• **Your task**
Your result should be every line of the records below that contains the word "JSON".

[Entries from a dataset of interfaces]

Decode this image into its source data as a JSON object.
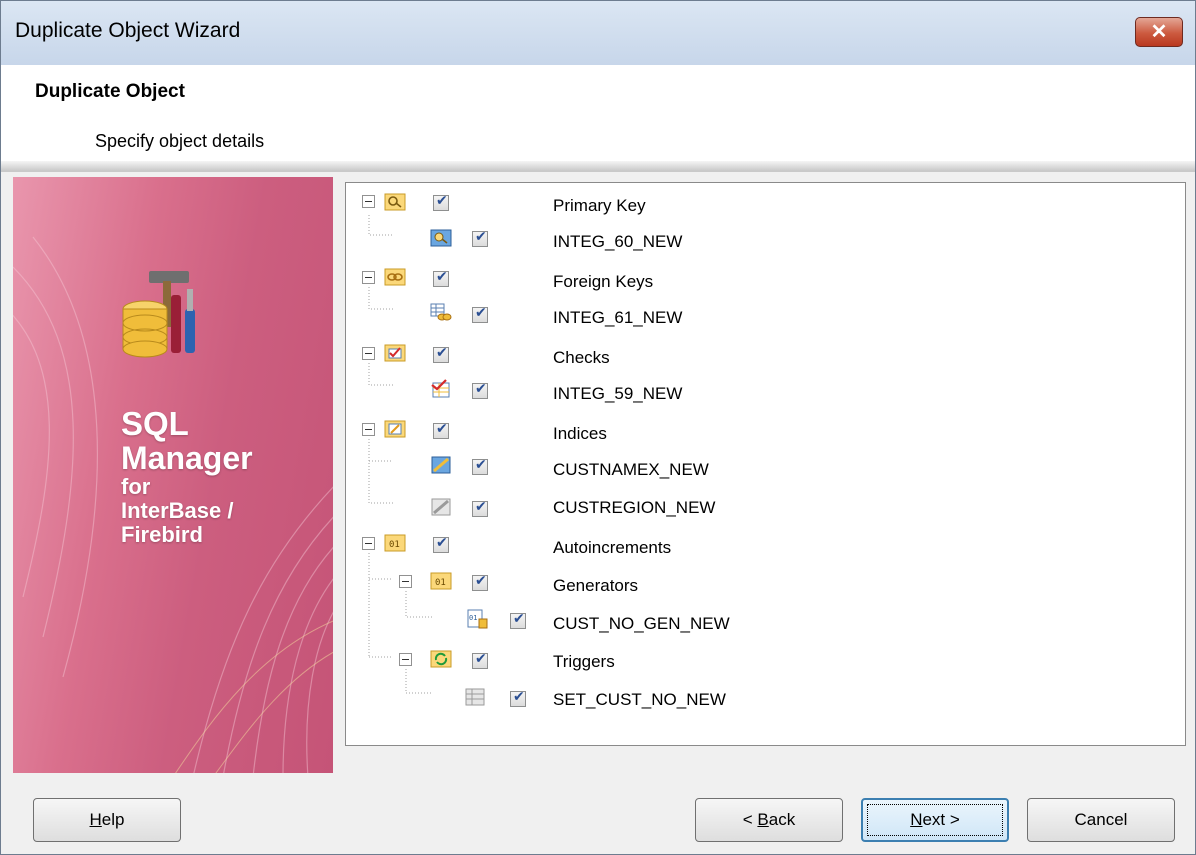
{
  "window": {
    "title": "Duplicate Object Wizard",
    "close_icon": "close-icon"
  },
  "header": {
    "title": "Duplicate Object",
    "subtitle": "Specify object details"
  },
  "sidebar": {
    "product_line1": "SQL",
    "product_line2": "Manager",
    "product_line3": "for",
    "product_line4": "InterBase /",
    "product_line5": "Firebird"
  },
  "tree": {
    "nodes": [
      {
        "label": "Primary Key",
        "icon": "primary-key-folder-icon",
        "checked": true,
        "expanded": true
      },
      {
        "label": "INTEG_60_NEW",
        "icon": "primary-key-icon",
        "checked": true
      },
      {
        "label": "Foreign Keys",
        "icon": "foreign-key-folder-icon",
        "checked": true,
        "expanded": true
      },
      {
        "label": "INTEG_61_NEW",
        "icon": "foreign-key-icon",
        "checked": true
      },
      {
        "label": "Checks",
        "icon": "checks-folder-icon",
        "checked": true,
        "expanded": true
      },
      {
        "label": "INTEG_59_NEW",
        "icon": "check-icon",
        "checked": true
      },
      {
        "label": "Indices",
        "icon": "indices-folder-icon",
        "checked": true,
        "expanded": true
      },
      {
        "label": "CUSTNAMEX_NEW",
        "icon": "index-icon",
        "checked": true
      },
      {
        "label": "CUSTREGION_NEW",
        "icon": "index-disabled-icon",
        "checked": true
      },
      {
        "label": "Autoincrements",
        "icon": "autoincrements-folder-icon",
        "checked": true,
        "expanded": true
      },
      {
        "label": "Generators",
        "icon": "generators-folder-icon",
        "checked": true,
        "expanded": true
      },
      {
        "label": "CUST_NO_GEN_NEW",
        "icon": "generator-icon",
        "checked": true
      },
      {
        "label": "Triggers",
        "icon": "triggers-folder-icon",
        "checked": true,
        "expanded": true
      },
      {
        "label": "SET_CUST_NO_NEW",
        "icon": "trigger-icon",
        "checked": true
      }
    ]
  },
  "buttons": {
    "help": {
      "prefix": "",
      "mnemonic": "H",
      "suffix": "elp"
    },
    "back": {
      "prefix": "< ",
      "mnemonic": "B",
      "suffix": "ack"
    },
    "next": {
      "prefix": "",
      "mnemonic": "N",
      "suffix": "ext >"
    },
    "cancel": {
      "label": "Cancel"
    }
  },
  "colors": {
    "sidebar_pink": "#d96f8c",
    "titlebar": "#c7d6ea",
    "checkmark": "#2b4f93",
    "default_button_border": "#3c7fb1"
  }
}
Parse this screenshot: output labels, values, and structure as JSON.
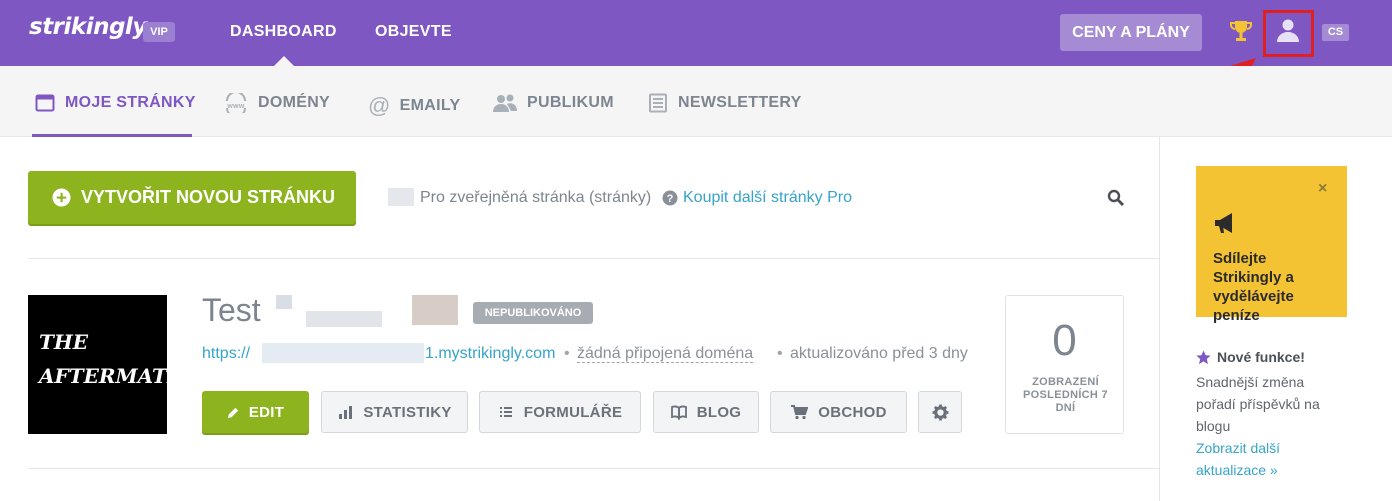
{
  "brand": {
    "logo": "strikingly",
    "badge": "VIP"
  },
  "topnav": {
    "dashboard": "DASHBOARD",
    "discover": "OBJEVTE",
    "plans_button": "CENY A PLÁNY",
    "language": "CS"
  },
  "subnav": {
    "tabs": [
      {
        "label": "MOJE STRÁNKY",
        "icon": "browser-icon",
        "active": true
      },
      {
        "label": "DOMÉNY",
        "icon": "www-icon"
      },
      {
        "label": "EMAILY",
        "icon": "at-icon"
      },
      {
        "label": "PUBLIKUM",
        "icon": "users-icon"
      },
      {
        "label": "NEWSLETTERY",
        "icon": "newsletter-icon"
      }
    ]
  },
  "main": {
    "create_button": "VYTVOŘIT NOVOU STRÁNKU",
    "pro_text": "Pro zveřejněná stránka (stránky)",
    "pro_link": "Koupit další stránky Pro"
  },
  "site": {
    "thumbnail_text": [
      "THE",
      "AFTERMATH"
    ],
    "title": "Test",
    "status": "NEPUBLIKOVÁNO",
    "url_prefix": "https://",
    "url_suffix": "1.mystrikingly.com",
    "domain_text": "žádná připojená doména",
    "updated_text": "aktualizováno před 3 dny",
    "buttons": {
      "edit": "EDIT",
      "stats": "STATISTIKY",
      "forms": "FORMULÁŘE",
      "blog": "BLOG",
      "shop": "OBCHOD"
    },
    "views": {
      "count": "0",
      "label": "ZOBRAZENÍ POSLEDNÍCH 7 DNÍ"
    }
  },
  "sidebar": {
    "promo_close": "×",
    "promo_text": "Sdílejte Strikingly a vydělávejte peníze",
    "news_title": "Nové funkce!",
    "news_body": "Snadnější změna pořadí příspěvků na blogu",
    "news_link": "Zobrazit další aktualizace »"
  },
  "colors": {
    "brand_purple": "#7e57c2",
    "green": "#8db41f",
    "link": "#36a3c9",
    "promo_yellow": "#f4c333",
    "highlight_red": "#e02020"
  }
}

• **Problem solution**
Decode this image into its source data as a JSON object.
Parse this screenshot: output labels, values, and structure as JSON.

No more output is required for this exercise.